After the Prime Minister and leader of the Conservative party announced that there would be funding for English Language programmes- specifically aimed at Muslim women to combat 'extremism', suggesting that Muslim women are 'traditionally submissive' and therefore more at risk of being 'radicalised', the Muslim women of twitter were not going to take his comments lying down.
#TraditionallySubmissive saw Muslim women of all ages, nationalities and backgrounds boasting of their achievements. Many held up signs listing degrees and hobbies that subvert the stereotype of the 'submissive' Muslim female.

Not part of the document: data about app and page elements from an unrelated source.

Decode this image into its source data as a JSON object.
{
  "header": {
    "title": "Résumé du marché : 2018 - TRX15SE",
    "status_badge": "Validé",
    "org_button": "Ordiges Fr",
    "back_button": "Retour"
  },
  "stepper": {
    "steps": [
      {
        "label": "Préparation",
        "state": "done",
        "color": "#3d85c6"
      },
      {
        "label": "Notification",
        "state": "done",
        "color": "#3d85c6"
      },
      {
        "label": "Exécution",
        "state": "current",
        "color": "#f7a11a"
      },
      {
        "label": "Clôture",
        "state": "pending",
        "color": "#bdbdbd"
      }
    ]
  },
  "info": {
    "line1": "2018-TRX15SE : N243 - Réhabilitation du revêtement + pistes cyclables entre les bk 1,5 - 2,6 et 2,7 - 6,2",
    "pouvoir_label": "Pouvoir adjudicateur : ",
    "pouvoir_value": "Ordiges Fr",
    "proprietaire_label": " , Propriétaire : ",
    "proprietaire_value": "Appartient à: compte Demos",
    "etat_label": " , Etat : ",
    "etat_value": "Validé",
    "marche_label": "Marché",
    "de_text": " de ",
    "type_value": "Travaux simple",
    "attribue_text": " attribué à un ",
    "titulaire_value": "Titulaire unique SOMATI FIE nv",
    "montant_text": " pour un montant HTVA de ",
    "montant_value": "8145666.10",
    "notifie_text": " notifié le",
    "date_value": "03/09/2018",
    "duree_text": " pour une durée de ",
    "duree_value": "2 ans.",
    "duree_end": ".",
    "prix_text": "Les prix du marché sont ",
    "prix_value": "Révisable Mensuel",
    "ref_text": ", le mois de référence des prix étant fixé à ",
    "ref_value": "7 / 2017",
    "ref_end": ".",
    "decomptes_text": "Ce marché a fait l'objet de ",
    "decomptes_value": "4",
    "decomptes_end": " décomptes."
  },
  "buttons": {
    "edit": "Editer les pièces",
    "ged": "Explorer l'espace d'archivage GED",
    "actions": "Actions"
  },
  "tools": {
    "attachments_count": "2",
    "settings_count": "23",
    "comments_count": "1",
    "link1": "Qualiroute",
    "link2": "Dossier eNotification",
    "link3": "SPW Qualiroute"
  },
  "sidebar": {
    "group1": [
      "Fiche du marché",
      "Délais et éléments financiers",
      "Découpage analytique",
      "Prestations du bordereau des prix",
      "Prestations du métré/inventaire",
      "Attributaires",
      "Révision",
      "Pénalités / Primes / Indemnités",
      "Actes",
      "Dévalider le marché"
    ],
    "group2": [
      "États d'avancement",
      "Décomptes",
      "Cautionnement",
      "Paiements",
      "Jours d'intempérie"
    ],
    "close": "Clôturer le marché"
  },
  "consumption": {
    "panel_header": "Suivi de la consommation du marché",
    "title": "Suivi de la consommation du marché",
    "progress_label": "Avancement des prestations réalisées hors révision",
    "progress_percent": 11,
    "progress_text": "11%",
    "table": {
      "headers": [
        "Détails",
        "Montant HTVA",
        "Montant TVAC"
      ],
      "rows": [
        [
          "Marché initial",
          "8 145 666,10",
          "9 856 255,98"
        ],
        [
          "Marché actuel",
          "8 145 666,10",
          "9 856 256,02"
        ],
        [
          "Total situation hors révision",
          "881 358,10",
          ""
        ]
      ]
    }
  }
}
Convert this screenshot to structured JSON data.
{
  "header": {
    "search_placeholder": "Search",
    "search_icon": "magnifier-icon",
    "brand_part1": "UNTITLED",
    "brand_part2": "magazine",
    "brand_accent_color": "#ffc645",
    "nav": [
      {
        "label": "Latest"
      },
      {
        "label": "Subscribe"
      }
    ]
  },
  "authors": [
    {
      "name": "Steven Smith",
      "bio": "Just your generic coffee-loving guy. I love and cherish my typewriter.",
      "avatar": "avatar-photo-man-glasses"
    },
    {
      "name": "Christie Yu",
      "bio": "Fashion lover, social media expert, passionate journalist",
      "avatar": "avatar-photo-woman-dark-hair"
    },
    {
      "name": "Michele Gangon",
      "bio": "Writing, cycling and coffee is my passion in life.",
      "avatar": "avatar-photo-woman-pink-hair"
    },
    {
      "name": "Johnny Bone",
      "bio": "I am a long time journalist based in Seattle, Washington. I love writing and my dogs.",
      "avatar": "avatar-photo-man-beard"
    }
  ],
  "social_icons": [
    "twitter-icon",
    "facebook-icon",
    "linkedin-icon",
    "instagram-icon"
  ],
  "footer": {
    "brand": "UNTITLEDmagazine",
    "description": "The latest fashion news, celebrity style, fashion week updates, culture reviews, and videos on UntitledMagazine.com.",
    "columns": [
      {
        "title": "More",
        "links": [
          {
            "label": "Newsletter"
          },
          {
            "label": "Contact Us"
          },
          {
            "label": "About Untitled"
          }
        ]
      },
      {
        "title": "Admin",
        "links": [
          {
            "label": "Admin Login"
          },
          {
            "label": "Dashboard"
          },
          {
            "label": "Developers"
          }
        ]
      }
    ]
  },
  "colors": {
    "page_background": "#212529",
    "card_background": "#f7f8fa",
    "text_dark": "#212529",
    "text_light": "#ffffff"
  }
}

Sarah Ayub discussed her concerns how such a mainstream political figure could make such harmful statements; "The link to extremism is what's worrying. He said himself- and he's contradicting himself- that learning English or language barriers lead to extremism."
"It was a very irresponsible comment for a Prime Minister to make."
Ayub also discussed the origins of these stereotypes and how the media perpetrates these images of Muslims that fuels racism and Islamophobia.
"A large responsibility also lies with some fragments of the media, where they show Islam and Muslims to be of a certain type, where they like to have a certain type of Muslim to show that this is what Muslims are like and that type of Muslim is always the really extreme, really conservative sort of Muslim and when that type of Muslim is depicted in the media, that is all that people see."
Meanwhile, Dianne Ngoza, a migrant rights campaigner originally from the Congo discussed her work with an impressive myriad of organisation in Greater Manchester including MiSol, United For Change, Women Asylum Seekers Together and City of Sanctuary as well as discussing her own experience as a migrant 'in limbo' in the UK.
You can hear the full podcast episode on Soundcloud.
Wednesday 20th January 2016
14.00 - 16.00
Central Methodist Hall
Migrant Echoes are hosting another induction for all prospective volunteers! If you're interested in volunteering with us and gaining valuable experience with our media project, feel free to join us!
We will be looking at interview techniques, audio recording, film, editing and more!
For further information just contact sophie(at)migrantsupport.org.uk
Migrant Echoes are looking for volunteers who are interested in podcasts, interviewing, presenting, editing and also journalism, writing and other forms of information sharing and creative initiative that can help us raise the voices of migrant communities around the North West and discussion migration issues for a migrant audience.
Currently Migrant Echoes is creating regular podcast interviews to be streamed on Soundcloud, exploring issues such as hate crime, rights in the workplace, the refugee crisis, visas and integration.
The podcasts are recorded in our studios on Oldham Street in the centre of Manchester in the English language, featuring interviews with members of various migrant and ethnic communities in the North West as well as speakers from organisations and public bodies to discuss issues affect the migrant population in the North West of England.
If you are interested in volunteering with us, we have an upcoming Volunteer Induction Session on 16th December, and then again in the new year on 20th January.
To request an application or for more information on volunteering roles with Migrant Echoes, simply email sophie(at)migrantsupport.org.uk or come along to the induction on the 16th December.
WEDNESDAY 16th DECEMBER 2015
14.00 - 16.00
CENTRAL METHODIST HALL
(Just a minute away from Piccadilly Gardens)
We are pleased to announce the start of Migrant Echoes, a new media project committed to raising the voices of migrant communities around the North West!
We will be distributing information about Migrant Echoes on 28th November 2015 at the Migrants Supporting Migrants 'Latin Night' fundraiser in Whalley Range, Manchester.
Tickets for the event can be purchased here, or you can purchase your ticket at the door or book your place for £7. Each ticket includes free meal.
For information about this event and about Migrant Echoes, please contact firstname.lastname@example.org
7.00pm - 11.30pm, St Margarets Centre C of E Church, Rufford Rd & Whalley Rd, Whalley Range, M16 8AE.